▶ [What to do] Lines to be reproduced exactly: the one that holds "Output a JSON" and all those after it through the end of the data. Include no others.

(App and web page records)

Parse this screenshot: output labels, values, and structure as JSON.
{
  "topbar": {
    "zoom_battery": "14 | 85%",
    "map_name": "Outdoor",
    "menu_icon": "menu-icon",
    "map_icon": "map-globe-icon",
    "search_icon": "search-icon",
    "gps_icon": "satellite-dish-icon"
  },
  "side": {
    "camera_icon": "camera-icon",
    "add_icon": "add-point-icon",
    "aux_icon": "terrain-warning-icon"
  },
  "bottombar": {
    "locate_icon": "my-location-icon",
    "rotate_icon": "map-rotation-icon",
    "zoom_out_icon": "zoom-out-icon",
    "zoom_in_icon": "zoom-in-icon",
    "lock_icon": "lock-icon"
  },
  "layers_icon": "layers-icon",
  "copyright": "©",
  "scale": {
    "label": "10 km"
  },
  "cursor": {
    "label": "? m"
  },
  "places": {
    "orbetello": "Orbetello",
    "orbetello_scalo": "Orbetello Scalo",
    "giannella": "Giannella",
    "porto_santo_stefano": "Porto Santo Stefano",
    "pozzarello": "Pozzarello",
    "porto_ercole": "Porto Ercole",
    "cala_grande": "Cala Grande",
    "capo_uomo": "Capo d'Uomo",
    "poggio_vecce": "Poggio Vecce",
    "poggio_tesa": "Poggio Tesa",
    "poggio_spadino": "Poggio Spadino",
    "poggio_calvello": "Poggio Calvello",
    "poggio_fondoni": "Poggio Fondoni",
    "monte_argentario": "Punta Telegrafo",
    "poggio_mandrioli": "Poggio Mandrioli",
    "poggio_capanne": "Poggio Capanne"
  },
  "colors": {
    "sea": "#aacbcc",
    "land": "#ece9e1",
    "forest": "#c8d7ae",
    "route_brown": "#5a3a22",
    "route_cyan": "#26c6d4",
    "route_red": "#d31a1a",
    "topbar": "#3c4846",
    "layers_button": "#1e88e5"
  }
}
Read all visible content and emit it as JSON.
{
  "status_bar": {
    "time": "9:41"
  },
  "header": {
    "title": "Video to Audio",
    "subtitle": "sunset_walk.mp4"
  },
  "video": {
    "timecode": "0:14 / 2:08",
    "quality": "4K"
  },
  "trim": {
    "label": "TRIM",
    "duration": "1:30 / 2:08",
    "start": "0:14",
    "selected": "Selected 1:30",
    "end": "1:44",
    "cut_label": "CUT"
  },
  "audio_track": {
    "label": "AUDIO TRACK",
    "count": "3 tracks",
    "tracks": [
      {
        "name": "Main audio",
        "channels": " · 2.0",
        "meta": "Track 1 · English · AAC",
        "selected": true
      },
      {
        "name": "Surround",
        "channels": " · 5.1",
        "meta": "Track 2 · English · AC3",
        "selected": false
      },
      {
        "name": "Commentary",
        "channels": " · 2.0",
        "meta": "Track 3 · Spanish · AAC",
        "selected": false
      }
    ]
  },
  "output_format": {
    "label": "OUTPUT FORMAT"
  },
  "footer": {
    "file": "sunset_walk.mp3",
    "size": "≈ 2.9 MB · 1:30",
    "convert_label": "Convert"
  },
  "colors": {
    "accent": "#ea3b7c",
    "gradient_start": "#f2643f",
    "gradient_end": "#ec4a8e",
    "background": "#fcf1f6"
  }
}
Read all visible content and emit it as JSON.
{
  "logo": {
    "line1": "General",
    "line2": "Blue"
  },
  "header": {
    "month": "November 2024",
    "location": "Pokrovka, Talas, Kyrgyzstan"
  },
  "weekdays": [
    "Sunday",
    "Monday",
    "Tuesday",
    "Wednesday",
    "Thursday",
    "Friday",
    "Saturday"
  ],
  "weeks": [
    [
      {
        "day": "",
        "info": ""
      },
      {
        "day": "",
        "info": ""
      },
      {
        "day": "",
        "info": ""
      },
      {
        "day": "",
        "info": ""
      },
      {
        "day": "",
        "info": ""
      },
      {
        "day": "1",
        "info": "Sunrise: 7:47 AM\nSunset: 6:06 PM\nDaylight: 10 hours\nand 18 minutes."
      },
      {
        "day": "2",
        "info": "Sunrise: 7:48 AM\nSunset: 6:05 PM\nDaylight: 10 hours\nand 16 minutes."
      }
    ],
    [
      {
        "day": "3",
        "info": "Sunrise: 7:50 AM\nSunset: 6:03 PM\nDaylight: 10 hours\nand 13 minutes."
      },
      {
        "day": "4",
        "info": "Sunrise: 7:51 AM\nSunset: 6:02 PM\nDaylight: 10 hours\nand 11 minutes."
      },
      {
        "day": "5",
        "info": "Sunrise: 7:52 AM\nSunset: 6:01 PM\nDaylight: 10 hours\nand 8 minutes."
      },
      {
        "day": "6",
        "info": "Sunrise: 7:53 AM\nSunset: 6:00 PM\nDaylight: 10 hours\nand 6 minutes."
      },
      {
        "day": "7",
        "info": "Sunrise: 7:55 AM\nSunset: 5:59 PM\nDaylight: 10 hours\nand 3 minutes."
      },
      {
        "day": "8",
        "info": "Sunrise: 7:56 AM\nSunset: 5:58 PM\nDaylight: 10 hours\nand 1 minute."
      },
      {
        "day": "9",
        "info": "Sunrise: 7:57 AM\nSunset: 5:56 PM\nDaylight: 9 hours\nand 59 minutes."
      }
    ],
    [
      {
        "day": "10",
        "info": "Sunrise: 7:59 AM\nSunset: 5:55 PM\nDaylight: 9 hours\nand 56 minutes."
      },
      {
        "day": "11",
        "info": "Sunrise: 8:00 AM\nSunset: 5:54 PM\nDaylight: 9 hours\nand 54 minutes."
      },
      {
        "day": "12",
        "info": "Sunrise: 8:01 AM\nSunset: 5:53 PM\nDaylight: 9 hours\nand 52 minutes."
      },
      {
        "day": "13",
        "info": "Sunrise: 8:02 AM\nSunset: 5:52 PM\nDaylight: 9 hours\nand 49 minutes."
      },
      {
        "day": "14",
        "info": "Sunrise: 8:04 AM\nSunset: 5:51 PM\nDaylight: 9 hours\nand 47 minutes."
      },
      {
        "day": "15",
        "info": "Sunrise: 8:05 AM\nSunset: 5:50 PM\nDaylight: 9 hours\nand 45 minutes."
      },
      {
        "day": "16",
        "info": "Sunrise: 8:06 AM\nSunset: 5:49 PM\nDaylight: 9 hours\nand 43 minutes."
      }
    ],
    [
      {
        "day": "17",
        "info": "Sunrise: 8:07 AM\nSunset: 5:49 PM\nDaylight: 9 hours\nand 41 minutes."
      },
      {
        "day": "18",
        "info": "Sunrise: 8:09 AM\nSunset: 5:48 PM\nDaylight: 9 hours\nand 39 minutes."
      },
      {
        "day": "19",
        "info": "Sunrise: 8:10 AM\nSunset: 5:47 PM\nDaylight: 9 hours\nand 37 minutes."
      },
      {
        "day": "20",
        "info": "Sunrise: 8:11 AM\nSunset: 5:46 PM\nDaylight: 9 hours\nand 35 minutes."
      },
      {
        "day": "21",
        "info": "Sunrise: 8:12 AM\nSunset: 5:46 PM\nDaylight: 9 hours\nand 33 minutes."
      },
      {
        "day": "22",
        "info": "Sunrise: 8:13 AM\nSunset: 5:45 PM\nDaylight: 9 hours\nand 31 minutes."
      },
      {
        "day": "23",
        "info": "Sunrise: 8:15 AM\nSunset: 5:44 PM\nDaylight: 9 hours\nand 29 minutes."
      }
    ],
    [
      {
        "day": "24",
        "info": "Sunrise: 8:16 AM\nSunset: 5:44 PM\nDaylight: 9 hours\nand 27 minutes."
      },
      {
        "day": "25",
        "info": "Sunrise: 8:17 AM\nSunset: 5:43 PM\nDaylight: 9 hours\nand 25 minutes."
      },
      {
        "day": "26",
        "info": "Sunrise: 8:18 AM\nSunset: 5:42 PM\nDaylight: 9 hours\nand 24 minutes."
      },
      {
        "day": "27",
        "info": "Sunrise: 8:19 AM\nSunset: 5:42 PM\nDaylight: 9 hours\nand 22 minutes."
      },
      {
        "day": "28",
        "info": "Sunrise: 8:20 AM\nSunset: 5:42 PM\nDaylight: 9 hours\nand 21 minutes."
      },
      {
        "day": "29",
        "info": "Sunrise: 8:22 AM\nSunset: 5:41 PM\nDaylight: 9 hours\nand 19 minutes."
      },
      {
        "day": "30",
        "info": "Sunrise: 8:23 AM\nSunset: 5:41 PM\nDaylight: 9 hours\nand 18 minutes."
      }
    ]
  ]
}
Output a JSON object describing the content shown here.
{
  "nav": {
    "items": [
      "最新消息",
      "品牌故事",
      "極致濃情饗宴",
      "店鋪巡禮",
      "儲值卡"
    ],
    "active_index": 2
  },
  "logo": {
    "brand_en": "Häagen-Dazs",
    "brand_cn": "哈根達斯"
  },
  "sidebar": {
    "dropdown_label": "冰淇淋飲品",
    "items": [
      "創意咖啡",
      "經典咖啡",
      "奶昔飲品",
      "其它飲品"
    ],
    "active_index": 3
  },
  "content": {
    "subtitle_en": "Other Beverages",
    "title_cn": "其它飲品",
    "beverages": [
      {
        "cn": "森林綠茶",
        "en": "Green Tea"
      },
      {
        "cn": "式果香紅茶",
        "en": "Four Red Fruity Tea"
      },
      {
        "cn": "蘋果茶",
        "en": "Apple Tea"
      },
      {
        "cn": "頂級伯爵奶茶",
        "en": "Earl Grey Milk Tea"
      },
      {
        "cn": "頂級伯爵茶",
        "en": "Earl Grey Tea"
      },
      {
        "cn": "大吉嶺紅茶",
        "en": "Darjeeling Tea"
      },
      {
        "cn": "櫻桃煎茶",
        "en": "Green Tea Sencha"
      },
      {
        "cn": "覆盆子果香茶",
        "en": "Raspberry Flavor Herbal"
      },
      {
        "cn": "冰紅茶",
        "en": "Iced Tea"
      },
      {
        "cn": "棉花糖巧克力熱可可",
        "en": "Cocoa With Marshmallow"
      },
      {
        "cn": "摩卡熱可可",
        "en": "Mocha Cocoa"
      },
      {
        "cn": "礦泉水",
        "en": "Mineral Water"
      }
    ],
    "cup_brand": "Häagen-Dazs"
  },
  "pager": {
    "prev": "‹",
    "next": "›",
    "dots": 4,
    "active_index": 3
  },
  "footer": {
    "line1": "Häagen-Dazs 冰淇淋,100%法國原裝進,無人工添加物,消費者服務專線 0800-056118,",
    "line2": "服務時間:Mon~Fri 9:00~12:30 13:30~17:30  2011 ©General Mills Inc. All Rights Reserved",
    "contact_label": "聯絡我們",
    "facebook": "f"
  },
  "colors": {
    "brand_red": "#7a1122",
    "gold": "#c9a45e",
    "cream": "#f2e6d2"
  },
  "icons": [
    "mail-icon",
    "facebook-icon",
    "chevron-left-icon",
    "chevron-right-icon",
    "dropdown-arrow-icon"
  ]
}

▶ [Answer section]
Output a JSON object describing the content shown here.
{
  "nav": {
    "items": [
      "最新消息",
      "品牌故事",
      "極致濃情饗宴",
      "店鋪巡禮",
      "儲值卡"
    ],
    "active_index": 2
  },
  "logo": {
    "brand_en": "Häagen-Dazs",
    "brand_cn": "哈根達斯"
  },
  "sidebar": {
    "dropdown_label": "冰淇淋飲品",
    "items": [
      "創意咖啡",
      "經典咖啡",
      "奶昔飲品",
      "其它飲品"
    ],
    "active_index": 3
  },
  "content": {
    "subtitle_en": "Other Beverages",
    "title_cn": "其它飲品",
    "beverages": [
      {
        "cn": "森林綠茶",
        "en": "Green Tea"
      },
      {
        "cn": "式果香紅茶",
        "en": "Four Red Fruity Tea"
      },
      {
        "cn": "蘋果茶",
        "en": "Apple Tea"
      },
      {
        "cn": "頂級伯爵奶茶",
        "en": "Earl Grey Milk Tea"
      },
      {
        "cn": "頂級伯爵茶",
        "en": "Earl Grey Tea"
      },
      {
        "cn": "大吉嶺紅茶",
        "en": "Darjeeling Tea"
      },
      {
        "cn": "櫻桃煎茶",
        "en": "Green Tea Sencha"
      },
      {
        "cn": "覆盆子果香茶",
        "en": "Raspberry Flavor Herbal"
      },
      {
        "cn": "冰紅茶",
        "en": "Iced Tea"
      },
      {
        "cn": "棉花糖巧克力熱可可",
        "en": "Cocoa With Marshmallow"
      },
      {
        "cn": "摩卡熱可可",
        "en": "Mocha Cocoa"
      },
      {
        "cn": "礦泉水",
        "en": "Mineral Water"
      }
    ],
    "cup_brand": "Häagen-Dazs"
  },
  "pager": {
    "prev": "‹",
    "next": "›",
    "dots": 4,
    "active_index": 3
  },
  "footer": {
    "line1": "Häagen-Dazs 冰淇淋,100%法國原裝進,無人工添加物,消費者服務專線 0800-056118,",
    "line2": "服務時間:Mon~Fri 9:00~12:30 13:30~17:30  2011 ©General Mills Inc. All Rights Reserved",
    "contact_label": "聯絡我們",
    "facebook": "f"
  },
  "colors": {
    "brand_red": "#7a1122",
    "gold": "#c9a45e",
    "cream": "#f2e6d2"
  },
  "icons": [
    "mail-icon",
    "facebook-icon",
    "chevron-left-icon",
    "chevron-right-icon",
    "dropdown-arrow-icon"
  ]
}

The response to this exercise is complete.